On the other hand, 13th-century mystic Meister Eckhart is a bit grumpy, to say the least, about any techniques or paths to God. There is no path to God, because God is the path, he says. Those who seek God by way of a technique end up mastering the technique but missing God. What is required above all, according to Eckhart, is detachment. From what? “Start with yourself therefore and take leave of yourself. Truly, if you do not depart from yourself, then wherever you take refuge, you will find obstacle and unrest, wherever it may be.”
Realize, says Eckhart, that God is not a being, but the Ground of Being. Drop into the gift of the Ground of Being that is your most intimate self; relinquish all other notions of self as false constructions; and experience union with God. Otherwise, he exhorts, “stop flapping your gums about God.”
Like Eckhart, Jesuit priest Jean Pierre de Caussade, born in 1675, was suspicious of prayer techniques. His book, The Sacrament of the Present Moment, teaches that as we abandon our will to the divine, we discover that our very lives, in all their ordinary details and duties, are being lived by God.
As we mindfully attend to all that arises in the course of a day, our lives become sacraments. This orientation has the potential to make mystics of us all. When we assume that we are always and everywhere being lived by a divine heart and mind, we can surrender in humility to this grace and come to know God and God’s ways directly.
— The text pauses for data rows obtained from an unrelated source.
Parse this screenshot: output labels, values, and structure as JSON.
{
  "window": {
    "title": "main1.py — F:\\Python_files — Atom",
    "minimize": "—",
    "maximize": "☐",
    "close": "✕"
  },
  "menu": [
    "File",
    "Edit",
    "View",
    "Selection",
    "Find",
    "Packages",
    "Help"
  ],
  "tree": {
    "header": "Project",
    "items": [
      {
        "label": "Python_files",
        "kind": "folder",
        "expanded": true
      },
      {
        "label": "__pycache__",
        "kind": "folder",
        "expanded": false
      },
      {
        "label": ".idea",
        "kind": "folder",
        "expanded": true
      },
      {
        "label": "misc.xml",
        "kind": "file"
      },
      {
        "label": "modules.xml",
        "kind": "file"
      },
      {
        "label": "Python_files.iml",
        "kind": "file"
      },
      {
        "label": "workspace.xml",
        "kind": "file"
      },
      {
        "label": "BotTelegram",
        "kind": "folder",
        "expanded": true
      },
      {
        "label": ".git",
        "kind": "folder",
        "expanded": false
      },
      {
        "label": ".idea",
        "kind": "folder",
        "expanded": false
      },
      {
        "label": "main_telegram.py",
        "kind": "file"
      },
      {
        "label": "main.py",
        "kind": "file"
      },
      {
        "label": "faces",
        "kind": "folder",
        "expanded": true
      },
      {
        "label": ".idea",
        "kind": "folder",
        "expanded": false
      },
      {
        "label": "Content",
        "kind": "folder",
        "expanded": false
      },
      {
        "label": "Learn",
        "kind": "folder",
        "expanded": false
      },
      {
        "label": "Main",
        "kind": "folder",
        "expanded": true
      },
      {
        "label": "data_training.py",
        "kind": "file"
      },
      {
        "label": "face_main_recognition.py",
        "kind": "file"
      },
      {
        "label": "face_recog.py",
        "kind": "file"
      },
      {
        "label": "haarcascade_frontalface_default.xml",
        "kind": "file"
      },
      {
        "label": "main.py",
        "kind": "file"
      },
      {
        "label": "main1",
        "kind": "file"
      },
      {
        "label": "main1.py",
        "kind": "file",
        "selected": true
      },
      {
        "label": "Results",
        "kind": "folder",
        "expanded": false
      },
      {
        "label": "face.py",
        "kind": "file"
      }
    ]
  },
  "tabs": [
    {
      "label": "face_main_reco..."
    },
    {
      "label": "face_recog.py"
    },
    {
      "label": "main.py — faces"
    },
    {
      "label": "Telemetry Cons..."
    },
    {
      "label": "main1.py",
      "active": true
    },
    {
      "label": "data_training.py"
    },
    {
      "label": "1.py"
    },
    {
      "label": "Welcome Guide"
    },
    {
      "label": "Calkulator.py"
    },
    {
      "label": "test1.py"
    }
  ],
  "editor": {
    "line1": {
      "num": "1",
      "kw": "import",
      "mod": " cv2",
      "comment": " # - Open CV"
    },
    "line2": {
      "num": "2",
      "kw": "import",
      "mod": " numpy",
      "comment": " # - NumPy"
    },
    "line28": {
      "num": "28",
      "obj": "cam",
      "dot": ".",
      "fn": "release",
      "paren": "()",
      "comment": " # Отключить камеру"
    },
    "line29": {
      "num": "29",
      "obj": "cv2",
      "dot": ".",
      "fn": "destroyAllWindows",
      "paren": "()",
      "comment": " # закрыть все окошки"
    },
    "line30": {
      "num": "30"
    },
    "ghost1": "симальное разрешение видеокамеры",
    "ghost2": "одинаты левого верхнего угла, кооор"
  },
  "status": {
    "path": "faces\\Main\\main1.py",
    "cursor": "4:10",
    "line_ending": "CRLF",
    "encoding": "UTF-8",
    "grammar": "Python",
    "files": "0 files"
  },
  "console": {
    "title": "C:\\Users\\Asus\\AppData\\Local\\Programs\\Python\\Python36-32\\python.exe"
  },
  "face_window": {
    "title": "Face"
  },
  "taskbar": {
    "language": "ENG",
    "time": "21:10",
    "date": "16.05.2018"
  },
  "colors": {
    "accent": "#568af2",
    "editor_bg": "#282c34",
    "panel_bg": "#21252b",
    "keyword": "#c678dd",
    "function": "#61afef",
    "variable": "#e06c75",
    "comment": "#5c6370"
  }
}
Rev. Bruce Sanguin is the author of five books, including If Darwin Prayed: Prayers for Evolutionary Mystics, winner of an IPPY gold medal. His teaching website, Home for Evolving Mystics, is www.brucesanguin.com.